The problem: Find the lines below that contain the word "true" and count them. Only the number should be given.

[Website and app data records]
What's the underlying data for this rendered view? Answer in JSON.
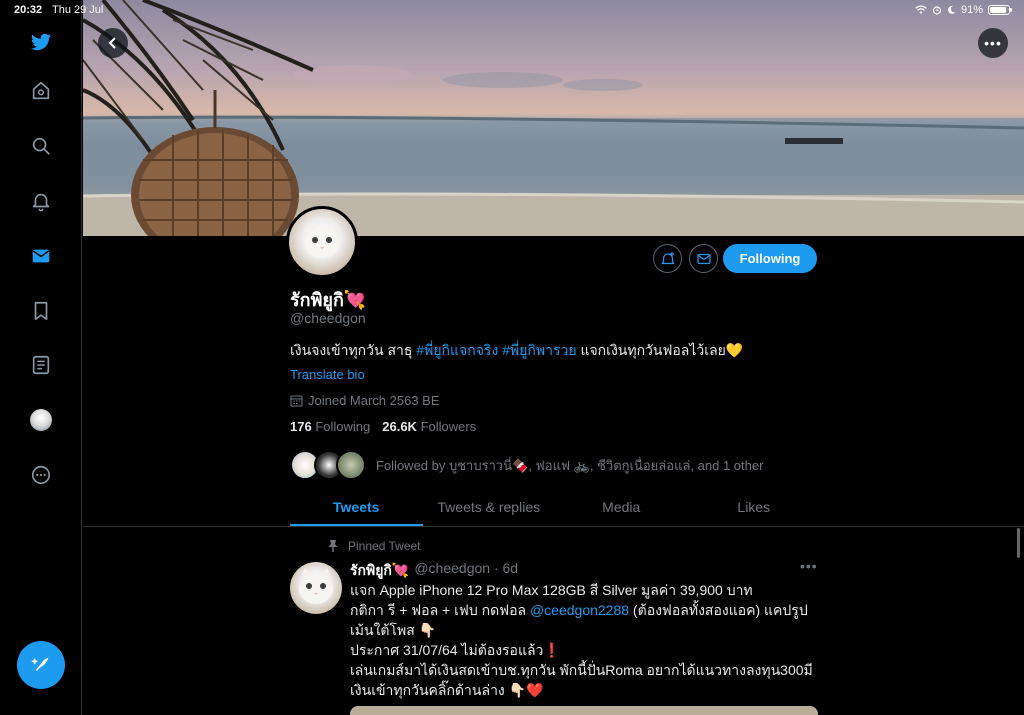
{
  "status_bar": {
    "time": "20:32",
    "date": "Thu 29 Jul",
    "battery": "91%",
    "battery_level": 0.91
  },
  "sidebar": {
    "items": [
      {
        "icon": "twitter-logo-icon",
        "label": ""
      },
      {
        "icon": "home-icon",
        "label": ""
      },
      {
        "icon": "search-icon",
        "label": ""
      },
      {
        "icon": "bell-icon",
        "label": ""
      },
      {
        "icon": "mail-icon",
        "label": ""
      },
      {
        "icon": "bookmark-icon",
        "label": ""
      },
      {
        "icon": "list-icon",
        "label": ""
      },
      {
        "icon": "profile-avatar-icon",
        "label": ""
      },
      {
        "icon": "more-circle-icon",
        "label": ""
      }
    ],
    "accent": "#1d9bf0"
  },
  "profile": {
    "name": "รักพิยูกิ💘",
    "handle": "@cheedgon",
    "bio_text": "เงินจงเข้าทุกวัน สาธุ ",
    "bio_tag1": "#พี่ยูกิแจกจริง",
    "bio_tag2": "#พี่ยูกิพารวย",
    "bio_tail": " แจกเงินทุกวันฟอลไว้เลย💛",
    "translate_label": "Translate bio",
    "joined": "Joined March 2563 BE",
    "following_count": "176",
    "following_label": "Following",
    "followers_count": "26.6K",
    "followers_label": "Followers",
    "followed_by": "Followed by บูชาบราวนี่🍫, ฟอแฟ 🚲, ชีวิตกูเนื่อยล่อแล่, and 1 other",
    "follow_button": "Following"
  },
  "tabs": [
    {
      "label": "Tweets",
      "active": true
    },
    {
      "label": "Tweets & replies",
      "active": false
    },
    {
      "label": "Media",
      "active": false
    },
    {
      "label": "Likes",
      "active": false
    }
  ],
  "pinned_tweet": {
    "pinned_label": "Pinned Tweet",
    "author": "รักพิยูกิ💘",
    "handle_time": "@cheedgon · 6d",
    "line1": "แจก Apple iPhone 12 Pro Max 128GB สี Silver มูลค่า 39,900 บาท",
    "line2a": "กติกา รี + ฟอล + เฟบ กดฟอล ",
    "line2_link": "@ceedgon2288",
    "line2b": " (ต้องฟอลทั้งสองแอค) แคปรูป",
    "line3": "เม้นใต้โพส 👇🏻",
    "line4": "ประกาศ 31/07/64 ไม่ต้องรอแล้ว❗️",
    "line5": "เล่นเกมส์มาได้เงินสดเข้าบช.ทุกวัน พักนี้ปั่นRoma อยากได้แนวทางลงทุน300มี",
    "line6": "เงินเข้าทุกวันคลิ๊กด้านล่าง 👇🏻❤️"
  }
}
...
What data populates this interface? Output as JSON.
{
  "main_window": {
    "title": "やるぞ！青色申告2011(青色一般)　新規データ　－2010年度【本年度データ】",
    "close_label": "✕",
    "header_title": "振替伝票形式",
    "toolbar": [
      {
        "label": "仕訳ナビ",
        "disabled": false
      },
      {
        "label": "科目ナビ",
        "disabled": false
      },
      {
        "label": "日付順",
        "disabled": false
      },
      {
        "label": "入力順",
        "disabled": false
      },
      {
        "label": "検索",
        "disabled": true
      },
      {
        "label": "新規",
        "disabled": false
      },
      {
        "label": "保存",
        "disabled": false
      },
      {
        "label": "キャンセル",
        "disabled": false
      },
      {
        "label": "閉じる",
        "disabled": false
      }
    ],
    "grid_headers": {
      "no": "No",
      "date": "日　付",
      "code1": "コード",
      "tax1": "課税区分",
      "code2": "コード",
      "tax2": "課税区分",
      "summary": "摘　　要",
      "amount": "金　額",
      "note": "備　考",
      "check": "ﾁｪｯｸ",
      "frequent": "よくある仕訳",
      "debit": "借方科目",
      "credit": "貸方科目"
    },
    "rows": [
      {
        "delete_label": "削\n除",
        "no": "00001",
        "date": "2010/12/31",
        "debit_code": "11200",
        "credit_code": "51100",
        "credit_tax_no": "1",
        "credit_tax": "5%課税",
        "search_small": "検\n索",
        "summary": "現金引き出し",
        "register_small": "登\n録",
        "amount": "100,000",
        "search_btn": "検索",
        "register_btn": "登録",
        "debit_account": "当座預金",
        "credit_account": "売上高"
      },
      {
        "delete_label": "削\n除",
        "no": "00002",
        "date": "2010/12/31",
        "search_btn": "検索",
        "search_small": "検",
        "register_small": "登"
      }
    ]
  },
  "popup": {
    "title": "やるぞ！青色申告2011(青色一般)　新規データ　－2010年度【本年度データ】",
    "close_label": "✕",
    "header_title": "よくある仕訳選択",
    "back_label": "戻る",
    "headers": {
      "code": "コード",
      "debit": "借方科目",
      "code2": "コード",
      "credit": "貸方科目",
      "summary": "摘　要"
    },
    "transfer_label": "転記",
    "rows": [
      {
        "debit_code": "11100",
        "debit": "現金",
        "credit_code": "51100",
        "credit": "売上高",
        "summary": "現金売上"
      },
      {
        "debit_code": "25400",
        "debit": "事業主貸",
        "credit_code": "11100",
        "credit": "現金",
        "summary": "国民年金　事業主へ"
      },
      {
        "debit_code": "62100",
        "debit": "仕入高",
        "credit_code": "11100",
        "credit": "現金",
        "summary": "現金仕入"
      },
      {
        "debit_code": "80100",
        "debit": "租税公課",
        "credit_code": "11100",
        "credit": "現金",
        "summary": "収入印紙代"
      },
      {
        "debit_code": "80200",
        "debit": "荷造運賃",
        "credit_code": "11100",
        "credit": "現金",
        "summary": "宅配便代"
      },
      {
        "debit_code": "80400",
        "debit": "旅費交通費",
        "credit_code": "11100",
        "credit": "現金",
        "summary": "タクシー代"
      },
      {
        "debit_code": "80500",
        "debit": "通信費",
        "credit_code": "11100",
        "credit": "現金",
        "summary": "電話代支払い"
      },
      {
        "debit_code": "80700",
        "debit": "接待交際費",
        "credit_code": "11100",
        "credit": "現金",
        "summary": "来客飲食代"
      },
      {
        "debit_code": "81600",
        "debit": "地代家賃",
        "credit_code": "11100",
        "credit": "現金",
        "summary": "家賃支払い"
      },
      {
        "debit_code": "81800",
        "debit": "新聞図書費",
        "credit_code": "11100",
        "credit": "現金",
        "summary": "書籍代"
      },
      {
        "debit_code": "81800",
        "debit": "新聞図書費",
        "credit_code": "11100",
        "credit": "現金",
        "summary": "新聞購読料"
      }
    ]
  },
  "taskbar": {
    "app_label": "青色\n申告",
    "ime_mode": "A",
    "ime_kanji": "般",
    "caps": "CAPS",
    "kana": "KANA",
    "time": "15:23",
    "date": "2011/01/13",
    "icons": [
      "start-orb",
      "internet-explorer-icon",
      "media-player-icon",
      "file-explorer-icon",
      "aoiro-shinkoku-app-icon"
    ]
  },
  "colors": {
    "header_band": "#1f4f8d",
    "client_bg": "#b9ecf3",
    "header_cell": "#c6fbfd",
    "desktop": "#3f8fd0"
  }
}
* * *
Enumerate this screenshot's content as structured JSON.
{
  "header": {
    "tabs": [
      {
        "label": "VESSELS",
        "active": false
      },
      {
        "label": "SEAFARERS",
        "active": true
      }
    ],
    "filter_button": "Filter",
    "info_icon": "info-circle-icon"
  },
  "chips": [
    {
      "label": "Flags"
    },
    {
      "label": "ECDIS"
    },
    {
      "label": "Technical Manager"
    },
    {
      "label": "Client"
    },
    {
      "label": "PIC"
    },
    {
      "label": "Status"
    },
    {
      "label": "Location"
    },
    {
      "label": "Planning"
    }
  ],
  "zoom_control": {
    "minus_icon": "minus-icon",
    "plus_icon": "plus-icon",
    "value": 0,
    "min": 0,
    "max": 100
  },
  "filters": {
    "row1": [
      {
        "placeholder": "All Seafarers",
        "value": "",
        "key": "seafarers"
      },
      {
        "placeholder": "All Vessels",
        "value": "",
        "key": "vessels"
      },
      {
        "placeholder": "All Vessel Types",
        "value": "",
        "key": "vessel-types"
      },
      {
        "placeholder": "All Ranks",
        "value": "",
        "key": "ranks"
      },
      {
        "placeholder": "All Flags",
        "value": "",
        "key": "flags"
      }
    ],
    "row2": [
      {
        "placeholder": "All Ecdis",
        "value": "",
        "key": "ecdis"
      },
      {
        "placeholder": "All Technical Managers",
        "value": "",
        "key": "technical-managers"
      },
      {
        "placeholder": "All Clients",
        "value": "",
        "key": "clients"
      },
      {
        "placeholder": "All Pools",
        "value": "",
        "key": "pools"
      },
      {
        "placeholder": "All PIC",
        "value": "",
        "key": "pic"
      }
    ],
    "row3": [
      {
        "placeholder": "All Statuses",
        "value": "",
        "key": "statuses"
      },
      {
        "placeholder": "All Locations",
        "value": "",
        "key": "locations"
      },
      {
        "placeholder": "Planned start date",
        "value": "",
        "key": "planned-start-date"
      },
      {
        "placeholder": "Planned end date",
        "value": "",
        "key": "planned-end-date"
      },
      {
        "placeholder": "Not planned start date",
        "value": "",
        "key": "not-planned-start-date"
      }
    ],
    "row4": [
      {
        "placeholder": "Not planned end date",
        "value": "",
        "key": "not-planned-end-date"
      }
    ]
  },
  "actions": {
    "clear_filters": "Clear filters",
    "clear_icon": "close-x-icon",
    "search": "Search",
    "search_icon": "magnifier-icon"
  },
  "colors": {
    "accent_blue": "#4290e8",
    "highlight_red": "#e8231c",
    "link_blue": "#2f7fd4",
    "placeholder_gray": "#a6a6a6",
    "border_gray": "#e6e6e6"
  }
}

Result: 3